outside the US Embassy in Bogota.
Colombia is the most dangerous place to be a trade unionist, and Brother Walsh works for justice in Latin America and the Caribbean. He is Portland regional vice president for the GCC/IBT 767M and serves on the board of directors of Witness for Peace, a grassroots nonprofits that tries to change U.S. policies and corporate practices that contribute to poverty and oppression.
Walsh visited the injured GM workers' protest at the U.S. Embassy in Bogota. The workers had been there for more than 1,000 days, protesting GM's refusal to put them on light duty after they were injured.
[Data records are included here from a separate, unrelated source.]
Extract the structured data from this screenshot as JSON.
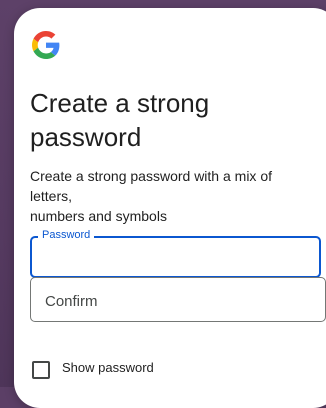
{
  "card": {
    "logo": "google-g-logo",
    "title_lines": [
      "Create a strong",
      "password"
    ],
    "description_lines": [
      "Create a strong password with a mix of letters,",
      "numbers and symbols"
    ]
  },
  "password_field": {
    "label": "Password",
    "value": "",
    "focused": true
  },
  "confirm_field": {
    "placeholder": "Confirm",
    "value": ""
  },
  "show_password": {
    "label": "Show password",
    "checked": false
  },
  "colors": {
    "accent": "#0b57d0",
    "background": "#5b3f66",
    "text": "#1f1f1f",
    "border": "#747775"
  }
}
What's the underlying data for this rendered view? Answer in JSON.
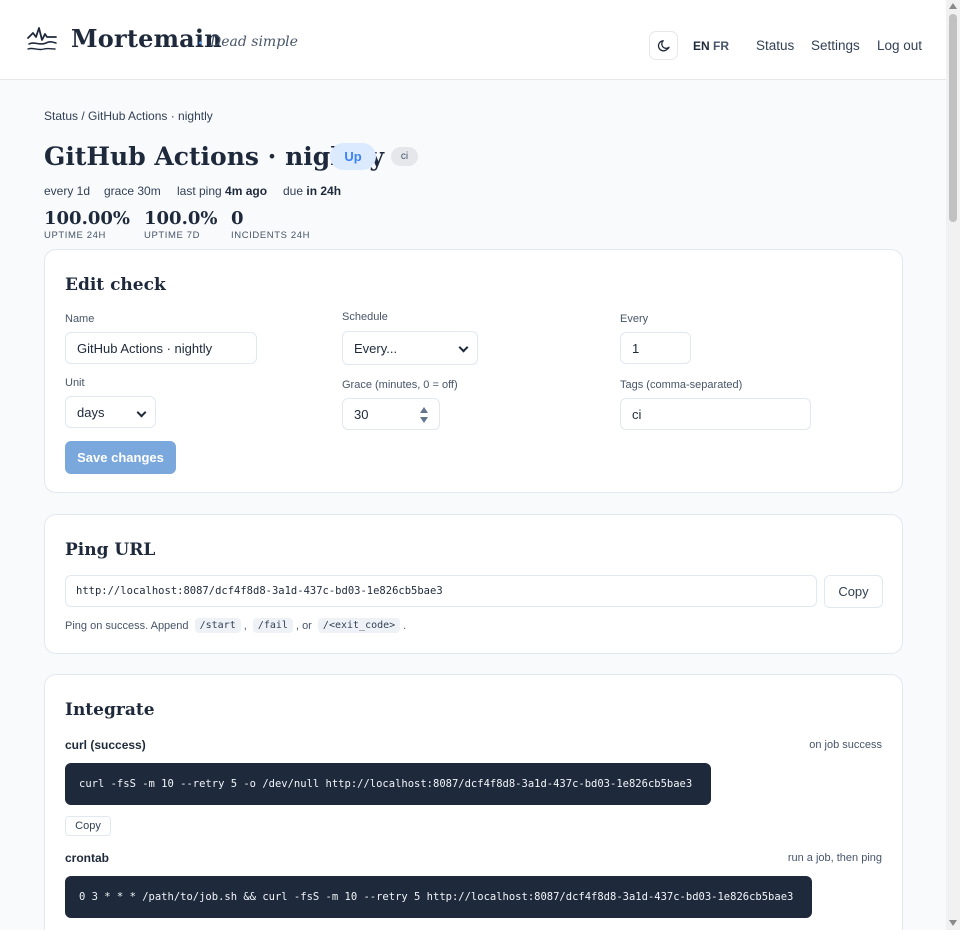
{
  "header": {
    "brand": "Mortemain",
    "brand_dot": ".",
    "tagline": "Dead simple",
    "lang_en": "EN",
    "lang_fr": "FR",
    "nav": {
      "status": "Status",
      "settings": "Settings",
      "logout": "Log out"
    }
  },
  "breadcrumb": "Status / GitHub Actions · nightly",
  "check": {
    "title": "GitHub Actions · nightly",
    "status_badge": "Up",
    "tag": "ci",
    "meta": {
      "every": "every 1d",
      "grace": "grace 30m",
      "last_ping_label": "last ping",
      "last_ping_value": "4m ago",
      "due_label": "due",
      "due_value": "in 24h"
    },
    "stats": [
      {
        "value": "100.00%",
        "label": "UPTIME 24H"
      },
      {
        "value": "100.0%",
        "label": "UPTIME 7D"
      },
      {
        "value": "0",
        "label": "INCIDENTS 24H"
      }
    ]
  },
  "edit": {
    "title": "Edit check",
    "name_label": "Name",
    "name_value": "GitHub Actions · nightly",
    "schedule_label": "Schedule",
    "schedule_value": "Every...",
    "every_label": "Every",
    "every_value": "1",
    "unit_label": "Unit",
    "unit_value": "days",
    "grace_label": "Grace (minutes, 0 = off)",
    "grace_value": "30",
    "tags_label": "Tags (comma-separated)",
    "tags_value": "ci",
    "save_label": "Save changes"
  },
  "ping": {
    "title": "Ping URL",
    "url": "http://localhost:8087/dcf4f8d8-3a1d-437c-bd03-1e826cb5bae3",
    "copy_label": "Copy",
    "hint_prefix": "Ping on success. Append",
    "hint_start": "/start",
    "hint_comma": ",",
    "hint_fail": "/fail",
    "hint_or": ", or",
    "hint_exit": "/<exit_code>",
    "hint_end": "."
  },
  "integrate": {
    "title": "Integrate",
    "items": [
      {
        "label": "curl (success)",
        "note": "on job success",
        "code": "curl -fsS -m 10 --retry 5 -o /dev/null http://localhost:8087/dcf4f8d8-3a1d-437c-bd03-1e826cb5bae3",
        "copy_label": "Copy"
      },
      {
        "label": "crontab",
        "note": "run a job, then ping",
        "code": "0 3 * * * /path/to/job.sh && curl -fsS -m 10 --retry 5 http://localhost:8087/dcf4f8d8-3a1d-437c-bd03-1e826cb5bae3"
      }
    ]
  }
}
According to Worker's World,
Since the beginning of the occupation, the workers have demanded that GM fulfill its legal obligation to place them in jobs they can perform despite their injuries. If they cannot work, GM is obligated to provide them with lifetime income. GM has gotten around the law, the workers say, by forging medical records to make the injuries appear not work-related.The injured workers have held hunger strikes from time to time. Recently, Brother Jorge Parra (pictured above) sewed his lips shut to show his commitment to the cause.
Brother Walsh shared his observations about Colombia with us:
“In Colombia, starting a union is easy, but keeping one going is difficult – it’s the reverse of the U.S.”
So says Jorge Eliécer Caicedo, leader of a local in the Colombian agricultural union Sintrainagro. Since he’s had the experience of visiting the U.S., where he spent time with Los Angeles-area Teamsters, he has a firsthand sense of the labor movement here.
An example of what he’s talking about in Colombia is the sugar cane refinery La Cabaña, where in 2012 Sintrainagro organized 600 workers, and 115 of them were quickly fired; another 100 were on the verge of losing their jobs when we met with Sintrainagro in May.
This happens because workers lack permanent employment. Companies hire for a limited time, and when that time is up, union members don’t get rehired. We heard the same story from workers with another cane- cutters union, Sintracatorce, and from the women of the flower workers union, Untraflores, whose product gets sold mostly in the United States.
The abuse is not limited to work in the fields. Workers on the docks, at Coca-Cola, in the transit system, in health care and for the phone company all told us the same thing. The failure to hire on a permanent basis violates the US-Colombia Labor Action Plan. The plan was supposed to guarantee union rights before the two countries implemented a free trade agreement, but enforcement is feeble. Even when the Colombian Ministry of Labor assesses fines for violations, there is no guarantee the fine will actually be collected, because that is the responsibility of a different agency of the Colombian government.